──────── PROVIDED RECORDS

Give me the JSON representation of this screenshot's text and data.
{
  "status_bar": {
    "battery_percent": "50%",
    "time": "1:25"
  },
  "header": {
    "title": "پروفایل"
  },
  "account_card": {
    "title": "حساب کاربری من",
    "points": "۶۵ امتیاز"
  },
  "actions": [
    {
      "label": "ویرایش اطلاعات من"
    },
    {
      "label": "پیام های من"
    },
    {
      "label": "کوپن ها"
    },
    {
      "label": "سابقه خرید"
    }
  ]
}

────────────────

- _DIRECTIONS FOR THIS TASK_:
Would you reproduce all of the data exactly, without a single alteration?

- _EXERCISE RESPONSE_:
Give me the JSON representation of this screenshot's text and data.
{
  "status_bar": {
    "battery_percent": "50%",
    "time": "1:25"
  },
  "header": {
    "title": "پروفایل"
  },
  "account_card": {
    "title": "حساب کاربری من",
    "points": "۶۵ امتیاز"
  },
  "actions": [
    {
      "label": "ویرایش اطلاعات من"
    },
    {
      "label": "پیام های من"
    },
    {
      "label": "کوپن ها"
    },
    {
      "label": "سابقه خرید"
    }
  ]
}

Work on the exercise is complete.